It has two prime factors, which is nice and elegant. 29 × 28669351. I think this is actually cooler than if it was a prime number itself.
Prefix that with a zero if you’re in Ireland or +353 if you’re not and you’ll get to me.
There is an interesting article in Al Arabiya about an all-female party planning to run in the Palestinian elections.
Lest there be any doubt, if this party was running in Ireland they would not get party funding and even if they did – their allowance would be cut by 50% because they don’t meet the requirements of Ireland’s genderquota laws.
This is a rather telling illustration that these genderquota laws are NOT about increasing women’s ability to become candidates. They are about securing the EXISTING parties’ hold on party funding and excluding any real change.
The genderquota law is as cynical a move as can be imagined. That sounds about right considering who’s supporting it.

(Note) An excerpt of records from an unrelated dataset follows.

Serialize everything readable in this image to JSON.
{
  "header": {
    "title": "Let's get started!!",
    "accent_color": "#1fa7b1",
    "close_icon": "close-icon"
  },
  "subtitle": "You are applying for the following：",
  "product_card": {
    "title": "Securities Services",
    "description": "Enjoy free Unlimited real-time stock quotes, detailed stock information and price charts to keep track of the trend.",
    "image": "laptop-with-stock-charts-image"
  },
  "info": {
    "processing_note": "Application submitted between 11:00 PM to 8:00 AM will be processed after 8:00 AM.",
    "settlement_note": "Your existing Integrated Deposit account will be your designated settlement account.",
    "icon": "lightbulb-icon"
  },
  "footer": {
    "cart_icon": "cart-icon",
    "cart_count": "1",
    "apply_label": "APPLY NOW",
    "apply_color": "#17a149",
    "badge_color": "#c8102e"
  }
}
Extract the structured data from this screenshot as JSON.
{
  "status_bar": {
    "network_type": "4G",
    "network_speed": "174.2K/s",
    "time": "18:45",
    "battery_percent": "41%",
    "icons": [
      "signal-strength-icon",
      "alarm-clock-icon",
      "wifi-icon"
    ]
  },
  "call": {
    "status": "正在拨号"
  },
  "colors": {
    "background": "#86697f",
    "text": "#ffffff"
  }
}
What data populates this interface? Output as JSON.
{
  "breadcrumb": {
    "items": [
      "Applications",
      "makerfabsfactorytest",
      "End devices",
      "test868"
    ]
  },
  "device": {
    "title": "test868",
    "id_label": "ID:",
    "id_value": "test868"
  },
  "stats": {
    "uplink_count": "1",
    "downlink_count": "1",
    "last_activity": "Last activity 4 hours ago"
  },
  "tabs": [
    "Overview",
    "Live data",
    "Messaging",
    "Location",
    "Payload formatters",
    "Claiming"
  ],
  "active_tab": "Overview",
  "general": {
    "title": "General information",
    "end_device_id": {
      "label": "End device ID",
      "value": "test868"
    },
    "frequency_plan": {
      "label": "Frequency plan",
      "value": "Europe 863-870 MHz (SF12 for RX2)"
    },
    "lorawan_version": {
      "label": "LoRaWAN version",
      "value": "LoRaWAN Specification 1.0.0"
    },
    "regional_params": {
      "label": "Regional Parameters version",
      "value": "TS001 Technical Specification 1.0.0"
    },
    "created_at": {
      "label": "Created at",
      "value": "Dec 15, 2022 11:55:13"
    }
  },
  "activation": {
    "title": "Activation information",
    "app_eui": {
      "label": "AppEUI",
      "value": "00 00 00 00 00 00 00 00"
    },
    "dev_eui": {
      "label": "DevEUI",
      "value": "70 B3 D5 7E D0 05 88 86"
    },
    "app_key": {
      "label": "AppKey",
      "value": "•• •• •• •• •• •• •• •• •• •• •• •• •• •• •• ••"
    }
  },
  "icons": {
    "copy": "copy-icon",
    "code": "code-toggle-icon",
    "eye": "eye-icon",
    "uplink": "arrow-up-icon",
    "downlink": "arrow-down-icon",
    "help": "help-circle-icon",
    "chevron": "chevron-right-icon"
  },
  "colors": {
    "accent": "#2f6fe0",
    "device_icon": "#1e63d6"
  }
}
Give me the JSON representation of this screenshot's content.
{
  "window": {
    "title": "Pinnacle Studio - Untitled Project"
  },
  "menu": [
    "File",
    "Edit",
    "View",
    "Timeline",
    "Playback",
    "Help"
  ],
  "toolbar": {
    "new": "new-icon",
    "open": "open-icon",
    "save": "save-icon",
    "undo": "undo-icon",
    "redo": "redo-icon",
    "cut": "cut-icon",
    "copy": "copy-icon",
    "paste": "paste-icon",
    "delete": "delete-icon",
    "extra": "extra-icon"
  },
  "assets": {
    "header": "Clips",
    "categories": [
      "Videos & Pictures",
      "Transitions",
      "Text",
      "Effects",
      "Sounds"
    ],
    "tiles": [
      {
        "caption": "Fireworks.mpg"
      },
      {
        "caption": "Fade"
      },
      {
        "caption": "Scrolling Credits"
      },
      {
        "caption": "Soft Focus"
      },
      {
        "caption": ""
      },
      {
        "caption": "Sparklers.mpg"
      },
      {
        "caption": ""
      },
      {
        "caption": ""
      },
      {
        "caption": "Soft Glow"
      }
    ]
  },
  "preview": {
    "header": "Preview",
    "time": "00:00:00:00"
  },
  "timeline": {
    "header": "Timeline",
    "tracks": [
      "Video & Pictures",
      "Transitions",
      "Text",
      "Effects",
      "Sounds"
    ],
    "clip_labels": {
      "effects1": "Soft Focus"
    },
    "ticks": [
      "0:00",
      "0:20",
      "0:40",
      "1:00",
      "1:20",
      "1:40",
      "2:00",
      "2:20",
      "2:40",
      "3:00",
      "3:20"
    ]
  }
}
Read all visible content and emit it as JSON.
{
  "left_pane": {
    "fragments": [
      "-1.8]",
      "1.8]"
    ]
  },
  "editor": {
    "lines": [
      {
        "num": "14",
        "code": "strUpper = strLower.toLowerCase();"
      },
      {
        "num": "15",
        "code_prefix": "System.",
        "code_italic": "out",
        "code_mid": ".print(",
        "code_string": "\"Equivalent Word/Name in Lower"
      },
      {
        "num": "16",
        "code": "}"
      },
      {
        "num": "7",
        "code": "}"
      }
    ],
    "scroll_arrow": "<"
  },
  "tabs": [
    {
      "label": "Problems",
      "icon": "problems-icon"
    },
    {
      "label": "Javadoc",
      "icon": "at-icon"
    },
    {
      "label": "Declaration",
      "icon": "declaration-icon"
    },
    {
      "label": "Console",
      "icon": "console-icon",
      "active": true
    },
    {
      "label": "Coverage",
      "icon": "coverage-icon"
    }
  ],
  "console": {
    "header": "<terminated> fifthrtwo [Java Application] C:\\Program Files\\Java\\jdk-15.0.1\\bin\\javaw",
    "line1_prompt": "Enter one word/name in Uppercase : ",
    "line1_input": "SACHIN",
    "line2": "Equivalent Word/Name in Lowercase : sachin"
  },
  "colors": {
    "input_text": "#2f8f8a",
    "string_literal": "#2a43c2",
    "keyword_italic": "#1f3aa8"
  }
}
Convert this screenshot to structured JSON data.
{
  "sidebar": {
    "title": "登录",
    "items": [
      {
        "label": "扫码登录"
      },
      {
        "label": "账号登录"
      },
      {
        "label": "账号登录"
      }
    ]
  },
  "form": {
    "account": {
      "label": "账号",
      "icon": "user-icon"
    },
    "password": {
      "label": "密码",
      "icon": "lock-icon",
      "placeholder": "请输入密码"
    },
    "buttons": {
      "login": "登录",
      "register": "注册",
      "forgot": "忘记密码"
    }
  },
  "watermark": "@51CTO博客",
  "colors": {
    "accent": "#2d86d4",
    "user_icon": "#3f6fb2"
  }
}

Here’s the link to the article on some splendidly brave women. Good luck to them.